CHICAGO (AP) - A judge has thrown out a civil action on behalf of a relative of a Malaysia Airlines Flight 370 passenger, scolding the Chicago law firm involved for what she described as an improper filing.
CHICAGO (AP) — A judge has thrown out a civil action on behalf of a relative of a Malaysia Airlines Flight 370 passenger, scolding the Chicago law firm involved for what she described as an improper filing.
In a step toward a full-fledged lawsuit, Ribbeck Law Chartered asked Cook County Circuit Court last week to order Malaysia Airlines and Chicago-based Boeing Co. to turn over any documents related to the plane's disappearance.
Judge Kathy Flanagan rejected the firm's request in her four-page ruling Friday, saying the filing didn't conform to Illinois law, in part, because ordering evidence to be preserved can only happen when potential defendants are known.
The court papers were filed by the law firm on behalf of Januari Siregar, who the law firm says is a relative of Indonesian-born passenger Firman Chandra Siregar. The exact relationship wasn't clear from the documents.
A spokesman for Ribbeck Law said Monday the ruling won't end the firm's push for a full-fledged lawsuit.
"It really has no effect," Mervin Mateo said. "We will wait until the debris had been found. ... Then, we can file a lawsuit."
Dozens of countries continue searching for the Boeing 777, which disappeared on March 8 with 239 people aboard.
Flanagan noted she tossed two similar filings by Ribbeck Law last year, including in the crash landing of Asiana Flight 214 in San Francisco.
"Despite these orders, the same law firm has proceeded, yet again, with the filing (on the Malaysian plane) knowing full well that there is no basis to do so," she wrote. "Should this law firm choose to do so, the Court will impose sanctions on its own motion."
Mateo declined to comment on that warning.
The National Transportation Safety Board complained after the crash landing of the Asiana plane that some attorneys may have violated a law barring uninvited solicitation of air disaster victims in the first 45 days after an accident.

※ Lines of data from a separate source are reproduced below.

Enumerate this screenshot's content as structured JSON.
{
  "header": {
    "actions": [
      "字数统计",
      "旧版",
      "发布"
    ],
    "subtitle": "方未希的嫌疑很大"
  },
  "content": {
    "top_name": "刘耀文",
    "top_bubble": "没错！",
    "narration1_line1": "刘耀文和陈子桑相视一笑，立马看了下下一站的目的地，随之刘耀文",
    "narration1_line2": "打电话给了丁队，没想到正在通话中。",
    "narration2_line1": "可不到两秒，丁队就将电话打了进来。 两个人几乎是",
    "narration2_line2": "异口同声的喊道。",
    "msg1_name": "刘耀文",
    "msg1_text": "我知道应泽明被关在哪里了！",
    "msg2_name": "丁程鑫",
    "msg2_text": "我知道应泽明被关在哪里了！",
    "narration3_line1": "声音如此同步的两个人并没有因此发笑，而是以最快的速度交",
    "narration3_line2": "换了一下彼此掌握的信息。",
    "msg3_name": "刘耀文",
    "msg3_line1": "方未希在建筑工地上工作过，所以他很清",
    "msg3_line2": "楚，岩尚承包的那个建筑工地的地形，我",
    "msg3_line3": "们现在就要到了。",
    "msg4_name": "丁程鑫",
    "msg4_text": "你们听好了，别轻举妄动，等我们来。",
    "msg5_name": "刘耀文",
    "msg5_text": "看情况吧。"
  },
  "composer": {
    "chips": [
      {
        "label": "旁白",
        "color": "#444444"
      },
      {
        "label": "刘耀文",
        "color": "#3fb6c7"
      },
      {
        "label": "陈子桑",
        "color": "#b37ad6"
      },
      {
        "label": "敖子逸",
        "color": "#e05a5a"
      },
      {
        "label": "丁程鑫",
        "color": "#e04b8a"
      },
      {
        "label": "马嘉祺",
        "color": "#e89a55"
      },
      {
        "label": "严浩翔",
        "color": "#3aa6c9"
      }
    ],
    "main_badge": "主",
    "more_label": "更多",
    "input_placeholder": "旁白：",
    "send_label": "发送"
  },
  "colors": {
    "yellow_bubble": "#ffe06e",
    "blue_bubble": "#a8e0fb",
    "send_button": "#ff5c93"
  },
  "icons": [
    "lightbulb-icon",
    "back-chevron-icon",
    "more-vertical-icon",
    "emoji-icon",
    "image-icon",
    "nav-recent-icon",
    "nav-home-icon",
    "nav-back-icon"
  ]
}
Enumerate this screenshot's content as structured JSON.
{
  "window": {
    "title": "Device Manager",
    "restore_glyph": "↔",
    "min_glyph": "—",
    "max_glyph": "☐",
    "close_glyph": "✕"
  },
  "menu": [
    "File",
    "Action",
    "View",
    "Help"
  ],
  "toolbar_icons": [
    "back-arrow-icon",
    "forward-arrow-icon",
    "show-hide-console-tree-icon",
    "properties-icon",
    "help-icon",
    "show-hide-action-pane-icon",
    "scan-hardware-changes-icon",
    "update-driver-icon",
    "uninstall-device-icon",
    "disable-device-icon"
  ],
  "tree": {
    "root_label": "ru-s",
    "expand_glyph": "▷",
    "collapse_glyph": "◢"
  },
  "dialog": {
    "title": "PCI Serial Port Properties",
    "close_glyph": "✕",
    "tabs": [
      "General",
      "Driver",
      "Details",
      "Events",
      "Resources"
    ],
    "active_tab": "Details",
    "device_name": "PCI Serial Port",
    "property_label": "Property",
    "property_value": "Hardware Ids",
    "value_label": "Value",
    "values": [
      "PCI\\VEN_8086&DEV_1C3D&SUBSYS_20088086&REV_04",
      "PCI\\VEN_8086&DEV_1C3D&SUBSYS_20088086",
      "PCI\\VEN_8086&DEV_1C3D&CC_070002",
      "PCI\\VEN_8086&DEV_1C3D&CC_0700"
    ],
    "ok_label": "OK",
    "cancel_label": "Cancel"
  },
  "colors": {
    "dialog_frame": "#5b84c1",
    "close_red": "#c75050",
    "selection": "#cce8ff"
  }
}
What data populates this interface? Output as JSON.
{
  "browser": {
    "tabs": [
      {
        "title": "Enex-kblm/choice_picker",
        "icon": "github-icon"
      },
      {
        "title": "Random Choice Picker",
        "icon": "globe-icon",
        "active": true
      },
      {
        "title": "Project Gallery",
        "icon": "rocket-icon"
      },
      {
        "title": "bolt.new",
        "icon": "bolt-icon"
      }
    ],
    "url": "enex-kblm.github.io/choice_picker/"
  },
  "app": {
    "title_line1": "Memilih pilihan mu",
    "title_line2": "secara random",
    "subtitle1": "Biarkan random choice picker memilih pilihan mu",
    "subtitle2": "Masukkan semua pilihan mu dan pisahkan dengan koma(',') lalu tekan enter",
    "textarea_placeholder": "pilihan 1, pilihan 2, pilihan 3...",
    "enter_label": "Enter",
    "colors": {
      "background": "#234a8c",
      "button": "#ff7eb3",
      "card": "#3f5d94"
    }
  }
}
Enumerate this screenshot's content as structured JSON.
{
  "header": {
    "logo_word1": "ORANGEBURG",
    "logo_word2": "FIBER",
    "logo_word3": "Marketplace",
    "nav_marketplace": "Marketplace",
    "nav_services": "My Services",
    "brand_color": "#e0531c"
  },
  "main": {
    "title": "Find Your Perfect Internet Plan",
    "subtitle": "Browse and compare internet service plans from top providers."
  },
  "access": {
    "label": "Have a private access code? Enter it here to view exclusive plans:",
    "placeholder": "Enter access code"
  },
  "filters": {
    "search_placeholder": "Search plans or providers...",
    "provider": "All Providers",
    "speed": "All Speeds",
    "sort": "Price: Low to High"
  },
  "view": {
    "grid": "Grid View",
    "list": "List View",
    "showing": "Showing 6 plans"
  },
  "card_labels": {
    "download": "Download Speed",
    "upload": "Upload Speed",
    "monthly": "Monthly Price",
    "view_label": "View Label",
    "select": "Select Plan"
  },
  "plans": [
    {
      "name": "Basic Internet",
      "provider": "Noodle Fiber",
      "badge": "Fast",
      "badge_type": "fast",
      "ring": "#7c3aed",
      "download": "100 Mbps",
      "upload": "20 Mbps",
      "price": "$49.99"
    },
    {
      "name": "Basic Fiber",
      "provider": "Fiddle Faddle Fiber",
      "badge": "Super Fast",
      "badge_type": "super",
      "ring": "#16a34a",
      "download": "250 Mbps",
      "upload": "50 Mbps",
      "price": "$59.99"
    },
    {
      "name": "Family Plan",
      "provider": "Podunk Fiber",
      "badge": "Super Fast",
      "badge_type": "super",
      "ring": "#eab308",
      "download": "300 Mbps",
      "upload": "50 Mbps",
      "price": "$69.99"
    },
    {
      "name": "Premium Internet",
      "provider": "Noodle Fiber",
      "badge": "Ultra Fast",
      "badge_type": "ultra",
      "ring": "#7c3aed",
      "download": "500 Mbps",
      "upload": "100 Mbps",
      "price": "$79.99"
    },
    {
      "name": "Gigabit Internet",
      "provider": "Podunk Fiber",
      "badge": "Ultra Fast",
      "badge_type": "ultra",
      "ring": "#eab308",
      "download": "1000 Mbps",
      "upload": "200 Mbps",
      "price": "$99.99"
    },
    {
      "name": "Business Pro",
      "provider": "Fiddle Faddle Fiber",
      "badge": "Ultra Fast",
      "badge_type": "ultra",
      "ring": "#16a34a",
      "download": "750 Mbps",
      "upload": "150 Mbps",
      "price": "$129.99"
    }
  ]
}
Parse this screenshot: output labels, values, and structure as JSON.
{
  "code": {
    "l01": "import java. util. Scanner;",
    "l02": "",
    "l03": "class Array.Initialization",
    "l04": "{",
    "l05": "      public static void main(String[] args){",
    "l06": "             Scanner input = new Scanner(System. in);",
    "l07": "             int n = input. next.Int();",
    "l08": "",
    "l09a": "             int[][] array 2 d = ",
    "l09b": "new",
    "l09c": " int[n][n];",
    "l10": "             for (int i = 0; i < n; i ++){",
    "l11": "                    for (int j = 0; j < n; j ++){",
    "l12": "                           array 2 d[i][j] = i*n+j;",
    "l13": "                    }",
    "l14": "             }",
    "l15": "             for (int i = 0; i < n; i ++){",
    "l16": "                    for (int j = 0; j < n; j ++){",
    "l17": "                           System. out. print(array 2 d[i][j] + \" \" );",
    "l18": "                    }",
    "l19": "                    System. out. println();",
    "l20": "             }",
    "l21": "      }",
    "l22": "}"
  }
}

The NTSB pointed specifically at Ribbeck Law, saying they would report the firm to Illinois' Attorney Registration and Disciplinary Commission. The commission does not comment on whether complaints have been filed.
Asked about whether Ribbeck Law may have acted improperly regarding the litigation it launched in the Asiana crash, Mateo responded, "That's completely untrue."